"nothing that hasn’t been done already." Is my world radical different from those ofCarlos Castaneda, in his best selling novels? Are my comic overtures any different fromthose of Tom Robbins, Christopher Moore, or Douglass Adams? Are my ideas anystranger then Burroughs’
or my hero’s gifts any different from
And if I take five years to write something, and another five to perfect it,isn't that the same amount of time "Gone with the Wind" took? Perhaps I shouldreminisce, like the Grateful Dead, on
what a long strange trip it’s been
. Then one day Iwoke up, and in a flash of enlightenment, remarked: "That's it. I need to share this,but it needs to be aged a bit – like a fine wine, with a distinctive taste, and an expensiveprice tag."
Since antiquity, Indian epics like the Mahabharata and Ramayana have concernedthemselves with spiritual heroes overcoming the forces of demons and darkness. Buthas such a hero sung karaoke at Rosa’s cantina, rescued pets from a brothel, read

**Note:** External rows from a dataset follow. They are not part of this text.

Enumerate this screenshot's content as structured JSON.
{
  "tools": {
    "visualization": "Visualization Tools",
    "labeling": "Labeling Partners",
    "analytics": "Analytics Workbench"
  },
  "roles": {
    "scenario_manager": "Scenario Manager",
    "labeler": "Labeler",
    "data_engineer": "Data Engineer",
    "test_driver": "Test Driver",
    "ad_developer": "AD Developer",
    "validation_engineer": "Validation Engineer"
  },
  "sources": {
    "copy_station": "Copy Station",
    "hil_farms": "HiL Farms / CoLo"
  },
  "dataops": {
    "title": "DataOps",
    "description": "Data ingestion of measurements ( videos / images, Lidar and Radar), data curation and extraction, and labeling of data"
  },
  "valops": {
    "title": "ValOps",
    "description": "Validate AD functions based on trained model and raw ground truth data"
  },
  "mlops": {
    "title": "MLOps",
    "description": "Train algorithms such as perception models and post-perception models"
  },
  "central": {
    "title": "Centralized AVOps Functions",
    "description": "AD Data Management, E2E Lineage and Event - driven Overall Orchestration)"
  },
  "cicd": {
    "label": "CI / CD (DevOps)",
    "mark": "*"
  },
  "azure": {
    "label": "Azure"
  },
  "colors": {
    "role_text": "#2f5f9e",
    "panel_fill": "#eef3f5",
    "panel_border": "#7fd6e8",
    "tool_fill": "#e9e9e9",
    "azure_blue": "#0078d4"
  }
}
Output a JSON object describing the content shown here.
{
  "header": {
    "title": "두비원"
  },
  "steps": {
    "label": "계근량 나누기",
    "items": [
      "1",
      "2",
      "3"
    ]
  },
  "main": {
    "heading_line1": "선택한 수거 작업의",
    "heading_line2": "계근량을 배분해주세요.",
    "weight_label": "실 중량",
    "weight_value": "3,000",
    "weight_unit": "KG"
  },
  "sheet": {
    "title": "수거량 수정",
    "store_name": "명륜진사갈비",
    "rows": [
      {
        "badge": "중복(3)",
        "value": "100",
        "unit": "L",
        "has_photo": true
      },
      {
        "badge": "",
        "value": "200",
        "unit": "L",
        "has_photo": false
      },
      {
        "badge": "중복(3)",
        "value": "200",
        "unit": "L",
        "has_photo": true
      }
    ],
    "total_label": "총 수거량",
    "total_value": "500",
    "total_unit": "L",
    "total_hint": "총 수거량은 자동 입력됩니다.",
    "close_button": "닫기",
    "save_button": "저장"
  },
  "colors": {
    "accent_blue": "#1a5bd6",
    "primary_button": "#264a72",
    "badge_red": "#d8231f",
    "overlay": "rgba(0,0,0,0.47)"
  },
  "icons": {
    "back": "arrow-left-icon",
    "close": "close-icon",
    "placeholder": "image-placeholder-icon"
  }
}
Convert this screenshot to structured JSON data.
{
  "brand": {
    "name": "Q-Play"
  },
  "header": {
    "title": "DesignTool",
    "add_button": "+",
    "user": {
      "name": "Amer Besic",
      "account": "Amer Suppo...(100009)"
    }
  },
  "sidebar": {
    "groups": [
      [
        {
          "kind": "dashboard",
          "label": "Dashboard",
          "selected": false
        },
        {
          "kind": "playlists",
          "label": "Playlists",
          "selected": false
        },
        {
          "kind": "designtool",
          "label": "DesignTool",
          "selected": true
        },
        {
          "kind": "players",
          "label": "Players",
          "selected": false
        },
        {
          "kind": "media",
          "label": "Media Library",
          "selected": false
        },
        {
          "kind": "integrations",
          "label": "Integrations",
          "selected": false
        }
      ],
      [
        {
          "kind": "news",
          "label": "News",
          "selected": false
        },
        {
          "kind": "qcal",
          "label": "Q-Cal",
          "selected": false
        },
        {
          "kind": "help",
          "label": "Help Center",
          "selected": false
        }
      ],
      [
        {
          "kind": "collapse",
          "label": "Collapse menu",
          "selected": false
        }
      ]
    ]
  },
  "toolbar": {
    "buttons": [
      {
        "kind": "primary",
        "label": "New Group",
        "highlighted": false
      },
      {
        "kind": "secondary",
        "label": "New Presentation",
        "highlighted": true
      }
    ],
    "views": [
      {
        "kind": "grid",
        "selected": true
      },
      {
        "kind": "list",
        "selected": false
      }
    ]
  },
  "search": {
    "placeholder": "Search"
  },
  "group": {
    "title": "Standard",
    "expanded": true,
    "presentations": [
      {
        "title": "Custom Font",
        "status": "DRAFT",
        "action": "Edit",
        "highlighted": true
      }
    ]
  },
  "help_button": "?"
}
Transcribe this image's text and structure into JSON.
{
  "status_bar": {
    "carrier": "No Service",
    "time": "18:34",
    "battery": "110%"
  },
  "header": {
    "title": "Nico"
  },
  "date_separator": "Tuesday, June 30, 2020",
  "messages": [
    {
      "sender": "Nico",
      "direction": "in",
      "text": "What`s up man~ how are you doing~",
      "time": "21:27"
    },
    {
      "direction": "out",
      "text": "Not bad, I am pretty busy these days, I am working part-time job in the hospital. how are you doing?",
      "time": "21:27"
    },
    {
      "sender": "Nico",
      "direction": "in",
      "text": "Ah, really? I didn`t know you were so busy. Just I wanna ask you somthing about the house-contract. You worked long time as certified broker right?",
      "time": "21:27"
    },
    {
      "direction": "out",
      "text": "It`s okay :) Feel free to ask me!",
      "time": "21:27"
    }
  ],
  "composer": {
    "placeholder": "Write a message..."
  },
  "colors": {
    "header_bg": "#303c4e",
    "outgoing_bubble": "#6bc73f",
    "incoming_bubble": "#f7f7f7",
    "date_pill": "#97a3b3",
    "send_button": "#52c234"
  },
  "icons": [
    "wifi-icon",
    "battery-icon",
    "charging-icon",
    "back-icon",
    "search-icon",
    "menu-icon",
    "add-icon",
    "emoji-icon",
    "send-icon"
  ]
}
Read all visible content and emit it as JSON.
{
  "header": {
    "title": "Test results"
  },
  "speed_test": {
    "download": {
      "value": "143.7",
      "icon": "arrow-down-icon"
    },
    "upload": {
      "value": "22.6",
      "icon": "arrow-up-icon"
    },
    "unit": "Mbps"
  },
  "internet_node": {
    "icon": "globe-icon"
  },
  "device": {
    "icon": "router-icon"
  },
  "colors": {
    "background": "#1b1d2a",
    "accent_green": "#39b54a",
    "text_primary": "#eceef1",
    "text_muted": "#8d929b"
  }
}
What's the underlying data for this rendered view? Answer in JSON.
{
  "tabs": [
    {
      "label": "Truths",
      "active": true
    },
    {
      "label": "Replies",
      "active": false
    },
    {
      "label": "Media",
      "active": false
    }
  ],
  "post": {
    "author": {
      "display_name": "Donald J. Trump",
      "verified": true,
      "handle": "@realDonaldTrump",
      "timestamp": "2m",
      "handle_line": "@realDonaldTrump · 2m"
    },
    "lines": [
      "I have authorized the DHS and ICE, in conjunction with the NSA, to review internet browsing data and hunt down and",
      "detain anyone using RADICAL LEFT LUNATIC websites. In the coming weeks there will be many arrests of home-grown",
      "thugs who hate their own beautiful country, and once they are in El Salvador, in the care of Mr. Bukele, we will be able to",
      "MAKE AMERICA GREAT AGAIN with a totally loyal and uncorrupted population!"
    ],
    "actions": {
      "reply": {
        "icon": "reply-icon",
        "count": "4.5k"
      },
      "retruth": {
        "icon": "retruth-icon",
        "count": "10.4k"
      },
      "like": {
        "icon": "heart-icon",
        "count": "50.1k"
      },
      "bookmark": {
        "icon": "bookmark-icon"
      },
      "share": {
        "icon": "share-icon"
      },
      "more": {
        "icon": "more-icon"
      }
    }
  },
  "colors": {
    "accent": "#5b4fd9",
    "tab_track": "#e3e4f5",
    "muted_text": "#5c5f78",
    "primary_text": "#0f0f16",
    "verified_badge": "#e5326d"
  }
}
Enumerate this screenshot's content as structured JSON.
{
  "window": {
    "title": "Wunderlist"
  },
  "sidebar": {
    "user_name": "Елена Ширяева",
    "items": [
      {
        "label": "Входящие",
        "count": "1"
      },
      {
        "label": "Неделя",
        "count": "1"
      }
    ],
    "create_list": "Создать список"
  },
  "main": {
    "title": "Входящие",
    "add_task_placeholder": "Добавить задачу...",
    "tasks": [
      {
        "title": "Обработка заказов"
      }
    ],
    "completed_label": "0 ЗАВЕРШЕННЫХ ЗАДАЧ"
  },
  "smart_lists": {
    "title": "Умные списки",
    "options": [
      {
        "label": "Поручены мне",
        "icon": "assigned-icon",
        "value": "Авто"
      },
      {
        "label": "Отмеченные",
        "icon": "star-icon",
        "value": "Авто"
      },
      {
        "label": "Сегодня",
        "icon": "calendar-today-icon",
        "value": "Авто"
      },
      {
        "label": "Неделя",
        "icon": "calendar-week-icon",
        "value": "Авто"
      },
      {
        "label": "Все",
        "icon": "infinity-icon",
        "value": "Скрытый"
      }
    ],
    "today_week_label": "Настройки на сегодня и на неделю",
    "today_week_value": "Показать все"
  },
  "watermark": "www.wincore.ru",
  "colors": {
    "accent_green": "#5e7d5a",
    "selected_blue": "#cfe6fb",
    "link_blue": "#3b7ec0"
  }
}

in a chicken coop, judged a hot pepper eating contest, become a rodeo clown,participated in a bull fight, attended a Stooge convention, or rode a mule named Sparky?If such a hero were transported to contemporary Mexican pop culture, the tale mightunfold like a cosmic comic book.Fulfilling such a role, Adrian Albright – shaman, hack writer, and Aikido master – ismarried to psychologist Ann Cutter, with a year having passed since the events in